** Goal of the exercise **
I need the number of lines in the data that include "values"; reply with that number alone.

Supplied information Start Marker

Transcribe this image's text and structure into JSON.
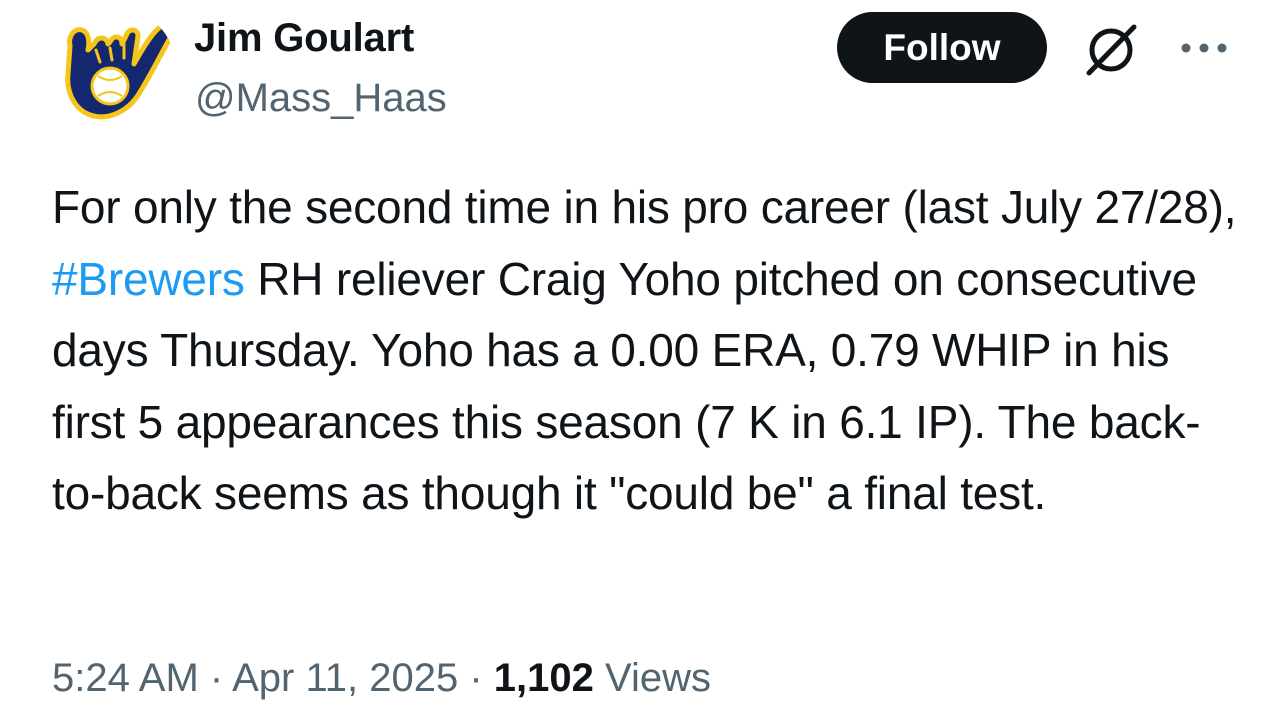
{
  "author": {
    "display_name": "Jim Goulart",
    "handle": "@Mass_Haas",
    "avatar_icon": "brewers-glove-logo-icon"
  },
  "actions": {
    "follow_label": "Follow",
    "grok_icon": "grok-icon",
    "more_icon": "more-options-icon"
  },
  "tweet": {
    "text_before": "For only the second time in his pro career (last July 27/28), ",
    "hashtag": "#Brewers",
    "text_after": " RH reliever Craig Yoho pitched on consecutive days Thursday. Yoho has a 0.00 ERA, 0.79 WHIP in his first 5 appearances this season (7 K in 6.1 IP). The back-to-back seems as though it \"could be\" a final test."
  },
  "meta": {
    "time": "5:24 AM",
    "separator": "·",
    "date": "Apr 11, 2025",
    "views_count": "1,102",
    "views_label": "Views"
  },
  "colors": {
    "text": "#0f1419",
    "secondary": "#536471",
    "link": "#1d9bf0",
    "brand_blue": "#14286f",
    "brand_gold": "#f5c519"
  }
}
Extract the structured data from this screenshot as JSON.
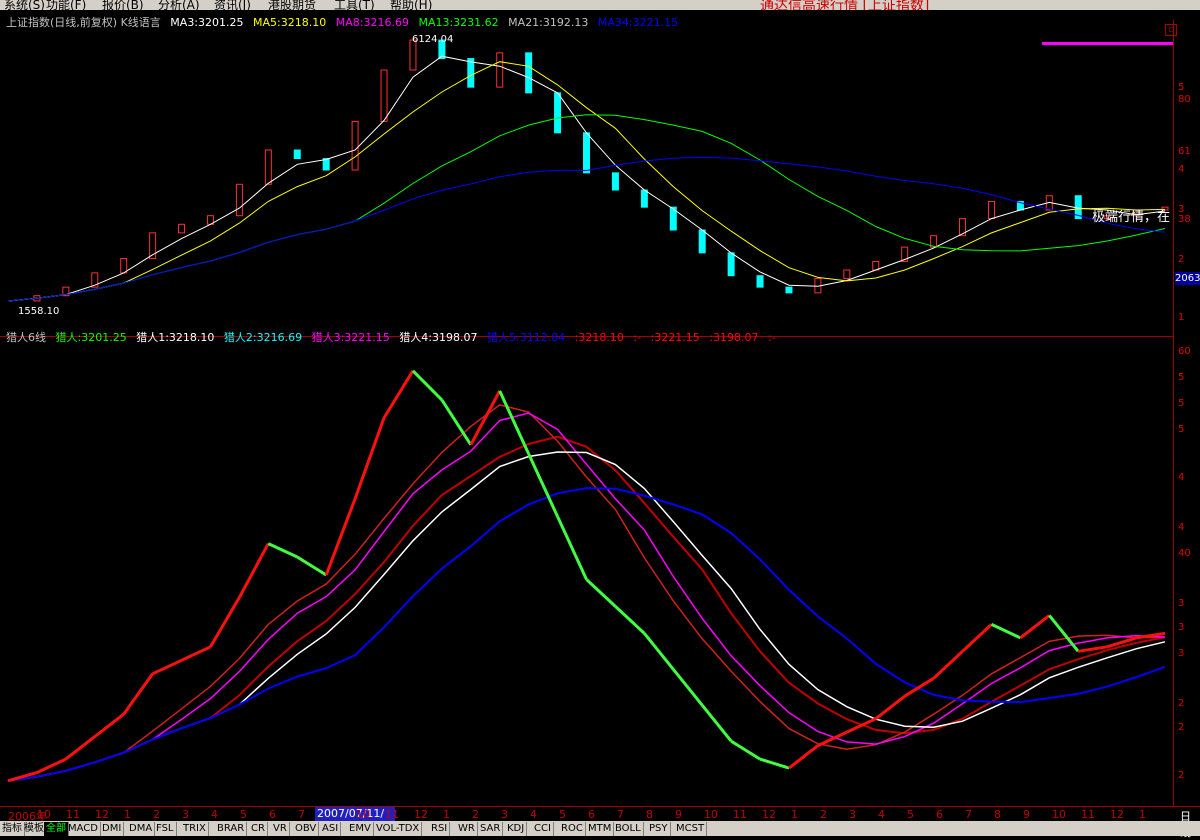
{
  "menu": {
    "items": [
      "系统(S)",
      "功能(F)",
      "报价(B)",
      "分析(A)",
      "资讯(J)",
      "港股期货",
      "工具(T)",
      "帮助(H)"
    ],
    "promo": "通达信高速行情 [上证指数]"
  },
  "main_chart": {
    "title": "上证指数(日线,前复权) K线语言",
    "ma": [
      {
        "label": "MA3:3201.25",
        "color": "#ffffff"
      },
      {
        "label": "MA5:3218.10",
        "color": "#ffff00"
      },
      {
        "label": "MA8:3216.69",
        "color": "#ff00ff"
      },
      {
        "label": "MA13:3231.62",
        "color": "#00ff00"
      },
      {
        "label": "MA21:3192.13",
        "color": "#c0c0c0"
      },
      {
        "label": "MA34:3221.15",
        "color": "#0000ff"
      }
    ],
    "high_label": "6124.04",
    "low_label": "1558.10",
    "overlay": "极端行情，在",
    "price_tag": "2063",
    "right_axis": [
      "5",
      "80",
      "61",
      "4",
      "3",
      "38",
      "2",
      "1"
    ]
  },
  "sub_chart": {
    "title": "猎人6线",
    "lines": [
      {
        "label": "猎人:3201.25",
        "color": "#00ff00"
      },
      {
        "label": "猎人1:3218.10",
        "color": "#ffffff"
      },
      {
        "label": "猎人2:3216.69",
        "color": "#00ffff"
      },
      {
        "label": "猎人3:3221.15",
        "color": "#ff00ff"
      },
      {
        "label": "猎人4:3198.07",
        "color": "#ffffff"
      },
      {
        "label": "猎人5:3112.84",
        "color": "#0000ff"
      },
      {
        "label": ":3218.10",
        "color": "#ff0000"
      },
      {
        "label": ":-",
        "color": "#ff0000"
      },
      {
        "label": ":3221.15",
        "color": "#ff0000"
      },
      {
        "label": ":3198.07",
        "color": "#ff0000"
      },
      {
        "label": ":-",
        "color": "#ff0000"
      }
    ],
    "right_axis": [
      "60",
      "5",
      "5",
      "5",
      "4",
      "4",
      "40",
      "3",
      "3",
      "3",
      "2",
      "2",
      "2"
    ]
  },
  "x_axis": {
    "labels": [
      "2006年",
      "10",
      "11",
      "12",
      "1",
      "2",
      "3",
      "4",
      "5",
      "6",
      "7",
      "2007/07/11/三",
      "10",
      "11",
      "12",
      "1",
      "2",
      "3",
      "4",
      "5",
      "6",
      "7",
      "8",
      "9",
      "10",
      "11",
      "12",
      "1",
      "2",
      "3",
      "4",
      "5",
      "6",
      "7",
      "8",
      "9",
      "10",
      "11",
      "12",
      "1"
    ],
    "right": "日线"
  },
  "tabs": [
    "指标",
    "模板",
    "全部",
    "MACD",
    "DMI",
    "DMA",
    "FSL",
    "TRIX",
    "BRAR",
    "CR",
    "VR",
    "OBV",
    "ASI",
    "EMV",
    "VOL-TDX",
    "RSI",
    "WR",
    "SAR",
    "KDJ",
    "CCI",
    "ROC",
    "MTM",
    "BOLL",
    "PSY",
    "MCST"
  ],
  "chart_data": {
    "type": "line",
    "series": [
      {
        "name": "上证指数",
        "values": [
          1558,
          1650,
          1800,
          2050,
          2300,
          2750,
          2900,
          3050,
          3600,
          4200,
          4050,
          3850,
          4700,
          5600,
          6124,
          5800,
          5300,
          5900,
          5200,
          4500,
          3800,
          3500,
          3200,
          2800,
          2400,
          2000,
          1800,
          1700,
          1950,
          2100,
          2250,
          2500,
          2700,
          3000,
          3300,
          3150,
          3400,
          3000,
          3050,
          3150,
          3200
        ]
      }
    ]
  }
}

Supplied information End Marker
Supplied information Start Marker

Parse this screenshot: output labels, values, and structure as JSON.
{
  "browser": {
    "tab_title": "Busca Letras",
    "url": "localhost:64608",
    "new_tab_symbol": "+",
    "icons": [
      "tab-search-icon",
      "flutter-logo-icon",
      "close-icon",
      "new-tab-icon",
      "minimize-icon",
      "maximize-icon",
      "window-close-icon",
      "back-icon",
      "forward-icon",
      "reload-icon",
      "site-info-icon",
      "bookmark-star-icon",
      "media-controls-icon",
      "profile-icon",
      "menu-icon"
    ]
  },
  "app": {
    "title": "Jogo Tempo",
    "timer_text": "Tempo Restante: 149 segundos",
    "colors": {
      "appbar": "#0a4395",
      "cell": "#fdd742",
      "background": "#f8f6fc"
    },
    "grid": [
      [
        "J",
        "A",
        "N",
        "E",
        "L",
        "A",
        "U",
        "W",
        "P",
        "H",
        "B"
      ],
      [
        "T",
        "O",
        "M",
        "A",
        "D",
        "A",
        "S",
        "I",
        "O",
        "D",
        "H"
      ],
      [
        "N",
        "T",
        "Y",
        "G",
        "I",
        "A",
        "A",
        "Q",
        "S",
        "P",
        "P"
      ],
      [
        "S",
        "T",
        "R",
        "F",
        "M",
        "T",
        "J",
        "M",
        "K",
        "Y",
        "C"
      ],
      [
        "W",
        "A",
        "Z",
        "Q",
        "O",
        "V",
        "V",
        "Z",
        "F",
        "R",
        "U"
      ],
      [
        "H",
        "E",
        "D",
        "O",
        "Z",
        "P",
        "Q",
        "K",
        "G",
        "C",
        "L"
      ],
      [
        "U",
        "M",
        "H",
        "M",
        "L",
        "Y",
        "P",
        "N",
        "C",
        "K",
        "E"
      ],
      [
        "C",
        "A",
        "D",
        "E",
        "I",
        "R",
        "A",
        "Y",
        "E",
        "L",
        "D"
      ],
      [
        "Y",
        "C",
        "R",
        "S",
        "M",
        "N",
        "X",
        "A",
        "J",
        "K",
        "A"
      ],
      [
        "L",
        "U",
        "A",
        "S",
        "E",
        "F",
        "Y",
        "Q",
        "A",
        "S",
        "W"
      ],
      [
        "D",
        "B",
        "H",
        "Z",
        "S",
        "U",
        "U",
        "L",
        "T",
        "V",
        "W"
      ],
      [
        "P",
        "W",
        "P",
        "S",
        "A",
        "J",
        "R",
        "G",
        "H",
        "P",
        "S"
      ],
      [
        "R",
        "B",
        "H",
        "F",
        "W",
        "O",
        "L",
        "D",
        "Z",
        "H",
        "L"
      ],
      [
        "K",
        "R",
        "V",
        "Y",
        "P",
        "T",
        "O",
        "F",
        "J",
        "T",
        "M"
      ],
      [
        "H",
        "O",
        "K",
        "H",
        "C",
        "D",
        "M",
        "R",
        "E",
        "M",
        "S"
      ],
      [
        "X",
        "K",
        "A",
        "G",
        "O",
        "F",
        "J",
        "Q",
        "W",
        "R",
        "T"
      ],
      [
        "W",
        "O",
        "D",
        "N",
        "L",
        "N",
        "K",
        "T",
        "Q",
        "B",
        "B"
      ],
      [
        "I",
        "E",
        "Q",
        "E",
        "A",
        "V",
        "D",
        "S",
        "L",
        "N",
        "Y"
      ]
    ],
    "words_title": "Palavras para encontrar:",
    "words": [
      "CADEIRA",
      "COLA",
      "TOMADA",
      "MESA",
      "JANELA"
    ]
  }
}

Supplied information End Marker

** Task result **
2